It's easier to illustrate:
If a hypothetical patron (matching our filter criteria) had two stat cats set on their account, say “Legacy Profile” = “Adult” and “Non-English Primary Language” = “Spanish”, then they really have two entries in their “entries” field. We would get two rows in the final spreadsheet for that patron, one with the “entry text” column showing “Adult” and a second row with the column showing “Spanish”. So what we need to do is filter the stat cat entries the same way we're filtering the patrons.
If we click on “Statistical Category”, we find the archetype entity for the actual concept of a Stat Cat, which includes such things as the name of the stat cat, and all the defined entries for the stat cat. Here, we're going to try using the id-based magic filter widget, and choose “id” from under “Statistical Category”.
Then when we create a report from the template, we'll get something like this:
And that will determine what goes into the “entry text” column we defined.
One gotcha here, if you filter on stat cat entries, you're effectively filtering the users as well. So if you pick “Legacy Profile” in that filter widget, you'll no longer be listing any users that lack that stat cat.
Another limitation, pending a redesign: there's no easy way to have multiple stat cat columns at the moment. However, you could do what I warned against above, and let multiple stat cats produce multiple rows. In that case, you'll want to add another display item, this one with the full path:
ILS User:Statistical Categorie Entries:Statistical Category:name
That way you'll see the name of the stat cat along with the actual entry.
At this point you would hit the “Save Template” button. We'll go over creating reports from templates elsewhere in the documentation.
For now, let's see what would have happened had we chose to summarize or count things instead of simply listing them.
If you're still working with the template from the Lists section above, go ahead and delete all the Template Filters added in that section, and all of the Display Items. Leave just the filters related to Profile and Home Library, and the Active field.
Now, let's say we're working with a data set that will give us 218 patrons if we choose Home Lib = ARL-ATH and Profile = NonResident, and we want to break down that number into subtotals, based on whether the patrons are Barred or not.
First, let's produce a column that will give us a count. What we want to count is users, but what the software will really be counting is the rows that we would get from a list report, which could include multiple rows per patron if we're not careful. So one good practice to reduce any chance of this is to use the “id” field for whatever we're counting, and then we can tell the software to count each instance of a specific id just once.
Let's click on the “User ID” field, and change the transform to “Count Distinct”. The Distinct part of that transform is a safety net. We should have Mike come in here and create a “Tech Tip” sidebar explaining some of this. In this example I've also changed the column name:
So this column will contain sub-totals. Any other columns we provide will produce extra rows based on their values. The count (sub-total) for each row will match the combination of all the other columns. Let's add a Barred column and then I'll illustrate:

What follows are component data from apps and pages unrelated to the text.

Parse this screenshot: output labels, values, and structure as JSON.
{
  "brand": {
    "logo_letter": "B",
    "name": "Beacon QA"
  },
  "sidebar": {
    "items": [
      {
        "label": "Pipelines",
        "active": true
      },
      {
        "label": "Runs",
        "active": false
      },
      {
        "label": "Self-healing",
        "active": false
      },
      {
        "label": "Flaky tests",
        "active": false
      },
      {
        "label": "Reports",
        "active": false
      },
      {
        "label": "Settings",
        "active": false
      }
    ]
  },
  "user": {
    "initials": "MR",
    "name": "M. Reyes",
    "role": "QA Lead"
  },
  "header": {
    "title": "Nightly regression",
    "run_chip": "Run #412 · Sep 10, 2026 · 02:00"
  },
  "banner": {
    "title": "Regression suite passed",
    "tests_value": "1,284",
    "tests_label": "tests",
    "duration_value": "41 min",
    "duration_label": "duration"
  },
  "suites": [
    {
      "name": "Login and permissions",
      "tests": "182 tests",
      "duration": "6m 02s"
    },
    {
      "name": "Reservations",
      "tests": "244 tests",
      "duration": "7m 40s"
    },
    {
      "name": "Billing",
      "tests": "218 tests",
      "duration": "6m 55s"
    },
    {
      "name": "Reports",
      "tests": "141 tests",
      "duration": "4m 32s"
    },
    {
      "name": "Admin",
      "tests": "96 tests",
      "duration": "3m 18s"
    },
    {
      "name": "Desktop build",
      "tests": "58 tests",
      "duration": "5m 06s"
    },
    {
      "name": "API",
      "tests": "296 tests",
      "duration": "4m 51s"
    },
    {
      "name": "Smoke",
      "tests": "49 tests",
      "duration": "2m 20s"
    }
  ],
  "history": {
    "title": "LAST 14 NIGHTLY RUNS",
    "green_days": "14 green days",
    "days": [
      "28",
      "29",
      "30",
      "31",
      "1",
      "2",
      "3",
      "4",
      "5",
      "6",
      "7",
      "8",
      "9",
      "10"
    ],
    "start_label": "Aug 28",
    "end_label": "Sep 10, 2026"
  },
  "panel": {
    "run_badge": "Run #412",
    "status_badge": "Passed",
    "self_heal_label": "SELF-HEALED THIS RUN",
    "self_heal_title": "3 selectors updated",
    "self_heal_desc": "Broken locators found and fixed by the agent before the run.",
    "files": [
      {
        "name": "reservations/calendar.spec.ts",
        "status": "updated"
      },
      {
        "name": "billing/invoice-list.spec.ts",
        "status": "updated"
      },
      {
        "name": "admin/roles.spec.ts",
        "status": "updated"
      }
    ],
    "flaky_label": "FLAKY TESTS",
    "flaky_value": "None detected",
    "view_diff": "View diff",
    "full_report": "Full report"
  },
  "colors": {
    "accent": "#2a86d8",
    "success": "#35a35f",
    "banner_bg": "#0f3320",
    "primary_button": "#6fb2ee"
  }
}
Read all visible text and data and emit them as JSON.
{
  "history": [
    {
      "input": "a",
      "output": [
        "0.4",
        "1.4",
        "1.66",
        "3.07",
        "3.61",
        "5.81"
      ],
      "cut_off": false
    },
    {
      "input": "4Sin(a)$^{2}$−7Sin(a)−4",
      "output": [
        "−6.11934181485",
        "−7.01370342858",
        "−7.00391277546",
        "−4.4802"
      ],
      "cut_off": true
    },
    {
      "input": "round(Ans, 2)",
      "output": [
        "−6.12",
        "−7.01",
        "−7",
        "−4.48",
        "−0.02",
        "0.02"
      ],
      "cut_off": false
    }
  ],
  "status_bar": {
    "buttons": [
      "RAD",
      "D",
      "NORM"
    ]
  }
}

Now, we have two columns for our report, one for subtotals, and one for the values of “Barred” that our selected patrons will have. Since Barred is a boolean, it only has two values, True and False. So the report so far will only have two rows at most, and that hypothetical count of 218 patrons will be separated into the counts for Barred = True and Barred = False.
It turns out for this example, there are no barred patrons with Home Lib = ARL-ATH and Profile = NonResident.
Here's the CSV output:
"Profile","Home Library","ILS User:Barred","Number of Patrons" "NONRESIDENT","ARL-ATH","0","218"
However, if we tweak reality and say 100 of those patrons were barred, the output would look like this:
"Profile","Home Library","ILS User:Barred","Number of Patrons" "NONRESIDENT","ARL-ATH","0","118" "NONRESIDENT","ARL-ATH","1","100"